Murray shared that after reading her World War II veteran father's diary and working as intern on the psychiatric ward of the Seattle VA hospital, she vowed always would help servicemembers. "I'm very proud to be honoring our men and women, not just with words but with the money behind that," she said. Murray dedicated the award to her late father.
McCaskill echoed Murray's sentiments, also speaking about her World War II father who never told his family about his military decorations but did ensure his children always thanked those in uniform. She said it's the people, not the technology or phenomenal weapons systems, that make the military successful.
Reed and Rubio were awarded in absentia.
Col. Arthur T. Marix, namesake of the award, founded the Military Officers Association of America and served as its first president.
Distinguished Service Award

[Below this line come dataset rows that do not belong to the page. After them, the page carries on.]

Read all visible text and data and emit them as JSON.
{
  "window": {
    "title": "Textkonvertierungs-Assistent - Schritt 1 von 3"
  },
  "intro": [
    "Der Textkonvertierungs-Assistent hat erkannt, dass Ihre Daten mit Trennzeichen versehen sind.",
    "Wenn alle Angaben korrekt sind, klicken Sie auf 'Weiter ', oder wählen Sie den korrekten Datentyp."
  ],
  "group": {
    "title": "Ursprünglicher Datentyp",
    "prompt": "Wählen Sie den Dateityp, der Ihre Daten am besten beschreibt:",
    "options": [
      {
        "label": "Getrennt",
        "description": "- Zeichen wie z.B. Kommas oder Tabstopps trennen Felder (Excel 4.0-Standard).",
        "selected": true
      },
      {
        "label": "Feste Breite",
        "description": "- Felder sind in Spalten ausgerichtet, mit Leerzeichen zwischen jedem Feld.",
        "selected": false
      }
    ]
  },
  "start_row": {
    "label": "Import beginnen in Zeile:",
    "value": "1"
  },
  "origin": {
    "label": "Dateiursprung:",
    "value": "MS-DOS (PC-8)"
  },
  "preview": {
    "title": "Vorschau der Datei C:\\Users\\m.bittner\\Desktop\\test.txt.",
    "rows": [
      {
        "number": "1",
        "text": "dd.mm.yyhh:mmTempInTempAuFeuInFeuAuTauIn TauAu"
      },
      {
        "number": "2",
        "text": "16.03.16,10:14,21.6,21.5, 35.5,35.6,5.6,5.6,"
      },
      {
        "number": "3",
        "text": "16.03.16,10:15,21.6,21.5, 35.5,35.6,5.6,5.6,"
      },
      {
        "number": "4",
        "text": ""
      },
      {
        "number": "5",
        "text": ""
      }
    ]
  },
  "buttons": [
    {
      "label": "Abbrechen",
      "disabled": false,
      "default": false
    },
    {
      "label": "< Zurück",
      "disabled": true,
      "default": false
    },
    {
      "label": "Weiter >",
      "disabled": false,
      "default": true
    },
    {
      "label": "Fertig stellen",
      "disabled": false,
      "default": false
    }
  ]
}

Paul J. Clark, general manager of Caterpillar Defense & Federal Products, and Maj. Gen. Timothy P. McHale, USA (Ret), president and director of Homes for Our Troops accepted the MOAA Distinguished Service Award for their service to veterans.
Currently Caterpillar employs more than 2,500 people with military experience who represent 5 percent of their workforce. The corporation also provides programs and enrichment for veterans, Guardmembers, Reservists, and their families.
McHale shared some of his experiences working to build and outfit accessible homes at no cost to severely wounded veterans and their families, "the ones who have protected our freedom," he said. Last year the organization built 20 homes; this year it plans to build 40. The organization also helps provide homes to medically retired veterans and Gold Star Wives and families and provides financial planning services to these new homeowners.
Arcari Meritorious Service Award
John Chapla, professional staff member of the House Armed Services Committee, and Kate Mevis, legislative assistant to Reed, received the Col. Paul W. Arcari Meritorious Service Award for congressional staff. Both thanked their staffs and expressed surprise to be recognized.
"You are in many ways our eyes and ears from a staff perspective," Chapla said of MOAA. "We can write a law. We can hope it works, but your experience out there in how it actually works is a valuable piece of intelligence to help us understand what needs to be fixed and how to correct the mistakes we made when we make mistakes."
The Meritorious Service Award is named for Col. Paul W. Arcari, USAF-Ret., who served at MOAA from 1985 to 2001.